This book examines the harm that everyday discrimination can cause and proposes ways in which it can be redressed. Extreme forms of harmful expression, such as incitement to hatred, have been significantly addressed in law. Everyday generalised prejudice, negative stereotypes and gross under-representation of disadvantaged groups in mainstream media are, however, widely perceived as ‘normal’, and their criticism is regularly trivialised. In response, this book draws on critical and feminist theory in order to forge a theoretical analysis of the harm created through everyday discrimination. Arguing that anti-discrimination law can and should be extended as a tool to offer protection against the harm inflicted, the book goes on to consider both its limits, and possibilities, for redressing this discriminatory practice.

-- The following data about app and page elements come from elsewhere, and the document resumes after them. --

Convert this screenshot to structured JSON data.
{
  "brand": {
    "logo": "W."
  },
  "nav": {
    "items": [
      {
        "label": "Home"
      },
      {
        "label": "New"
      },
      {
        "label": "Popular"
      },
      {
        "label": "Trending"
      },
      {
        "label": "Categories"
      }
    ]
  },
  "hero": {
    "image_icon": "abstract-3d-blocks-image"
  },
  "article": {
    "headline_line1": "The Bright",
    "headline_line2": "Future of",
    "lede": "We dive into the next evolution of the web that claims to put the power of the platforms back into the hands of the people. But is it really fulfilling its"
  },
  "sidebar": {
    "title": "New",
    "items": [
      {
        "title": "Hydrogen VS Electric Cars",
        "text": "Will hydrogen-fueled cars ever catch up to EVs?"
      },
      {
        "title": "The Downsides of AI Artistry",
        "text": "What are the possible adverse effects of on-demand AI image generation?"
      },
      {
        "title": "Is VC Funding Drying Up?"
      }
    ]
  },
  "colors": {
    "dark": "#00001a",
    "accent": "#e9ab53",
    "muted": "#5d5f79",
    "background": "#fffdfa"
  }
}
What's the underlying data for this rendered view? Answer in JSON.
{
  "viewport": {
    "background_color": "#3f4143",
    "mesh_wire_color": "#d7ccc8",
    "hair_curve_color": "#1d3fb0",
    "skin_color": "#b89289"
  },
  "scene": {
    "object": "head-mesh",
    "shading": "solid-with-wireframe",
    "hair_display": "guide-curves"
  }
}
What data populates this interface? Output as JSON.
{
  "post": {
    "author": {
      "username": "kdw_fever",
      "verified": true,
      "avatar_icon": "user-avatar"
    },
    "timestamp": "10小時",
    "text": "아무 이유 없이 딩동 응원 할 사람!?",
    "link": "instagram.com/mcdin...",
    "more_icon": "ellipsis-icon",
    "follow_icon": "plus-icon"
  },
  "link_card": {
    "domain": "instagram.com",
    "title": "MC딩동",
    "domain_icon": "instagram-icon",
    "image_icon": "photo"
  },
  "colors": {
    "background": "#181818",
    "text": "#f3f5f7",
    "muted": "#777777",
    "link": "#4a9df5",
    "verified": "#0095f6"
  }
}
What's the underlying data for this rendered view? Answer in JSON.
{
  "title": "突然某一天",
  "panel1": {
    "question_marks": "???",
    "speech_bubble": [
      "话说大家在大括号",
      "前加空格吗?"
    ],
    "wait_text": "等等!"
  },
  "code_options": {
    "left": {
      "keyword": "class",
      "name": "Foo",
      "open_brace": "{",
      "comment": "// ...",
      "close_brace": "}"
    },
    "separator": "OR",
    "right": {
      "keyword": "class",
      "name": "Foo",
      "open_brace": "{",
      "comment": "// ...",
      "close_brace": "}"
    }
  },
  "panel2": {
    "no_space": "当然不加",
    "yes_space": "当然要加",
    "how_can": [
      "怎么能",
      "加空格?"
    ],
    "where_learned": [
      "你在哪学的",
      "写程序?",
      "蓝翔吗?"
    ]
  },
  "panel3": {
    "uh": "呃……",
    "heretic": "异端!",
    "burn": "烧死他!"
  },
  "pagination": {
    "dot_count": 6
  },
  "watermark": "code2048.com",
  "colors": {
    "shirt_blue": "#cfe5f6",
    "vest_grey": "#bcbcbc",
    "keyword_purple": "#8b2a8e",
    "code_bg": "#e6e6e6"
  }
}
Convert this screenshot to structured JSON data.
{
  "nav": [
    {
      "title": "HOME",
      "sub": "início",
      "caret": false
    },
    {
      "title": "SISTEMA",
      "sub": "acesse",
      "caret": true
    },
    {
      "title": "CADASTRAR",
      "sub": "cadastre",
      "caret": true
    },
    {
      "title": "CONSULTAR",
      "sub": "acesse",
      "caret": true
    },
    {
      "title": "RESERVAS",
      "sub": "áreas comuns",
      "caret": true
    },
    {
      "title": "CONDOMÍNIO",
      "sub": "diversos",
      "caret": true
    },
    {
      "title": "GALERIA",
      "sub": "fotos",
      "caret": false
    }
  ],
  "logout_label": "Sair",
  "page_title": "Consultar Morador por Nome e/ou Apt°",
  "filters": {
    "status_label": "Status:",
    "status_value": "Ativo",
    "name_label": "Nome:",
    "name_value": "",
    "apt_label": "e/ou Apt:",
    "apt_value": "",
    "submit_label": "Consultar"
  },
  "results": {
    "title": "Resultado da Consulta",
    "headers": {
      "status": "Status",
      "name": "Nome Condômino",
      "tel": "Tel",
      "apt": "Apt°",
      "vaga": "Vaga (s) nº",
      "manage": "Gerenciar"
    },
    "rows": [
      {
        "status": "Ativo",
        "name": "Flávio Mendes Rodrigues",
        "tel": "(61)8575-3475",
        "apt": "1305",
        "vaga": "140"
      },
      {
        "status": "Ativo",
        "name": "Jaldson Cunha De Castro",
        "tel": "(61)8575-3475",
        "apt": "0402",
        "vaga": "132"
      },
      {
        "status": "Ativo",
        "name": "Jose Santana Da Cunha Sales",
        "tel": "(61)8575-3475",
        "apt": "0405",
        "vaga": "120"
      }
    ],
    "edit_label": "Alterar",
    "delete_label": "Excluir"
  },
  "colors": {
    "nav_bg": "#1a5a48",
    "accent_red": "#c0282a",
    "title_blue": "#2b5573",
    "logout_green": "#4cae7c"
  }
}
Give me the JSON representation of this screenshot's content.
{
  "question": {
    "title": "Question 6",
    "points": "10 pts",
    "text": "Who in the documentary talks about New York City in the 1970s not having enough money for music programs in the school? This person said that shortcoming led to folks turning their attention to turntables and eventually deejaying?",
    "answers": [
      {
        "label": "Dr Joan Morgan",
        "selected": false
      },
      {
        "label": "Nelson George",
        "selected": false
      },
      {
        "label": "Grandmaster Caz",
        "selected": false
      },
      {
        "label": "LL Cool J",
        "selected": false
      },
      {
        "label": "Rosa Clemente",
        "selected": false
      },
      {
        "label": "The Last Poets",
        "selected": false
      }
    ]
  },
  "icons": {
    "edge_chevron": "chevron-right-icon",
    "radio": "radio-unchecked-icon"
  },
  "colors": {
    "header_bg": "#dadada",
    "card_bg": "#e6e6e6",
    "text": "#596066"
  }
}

1. Introduction 2. Locating Everyday Discrimination in a Theory of Justice 3. Cultural Aspects of Discrimination 4. Demeaning Stereotypical Representation in the Media. A Pervasive Case of Everyday Discrimination 5. International and Regional Underpinnings for the Redress of Everyday Discrimination 6. Everyday Discrimination and Hate Speech 7. The Regulation of Everyday Discrimination in the Media 8. Everyday Discrimination as a Legal Wrong 9. Weaknesses and Potential of Anti-discrimination Law in Redressing Everyday Discrimination 10. Conclusions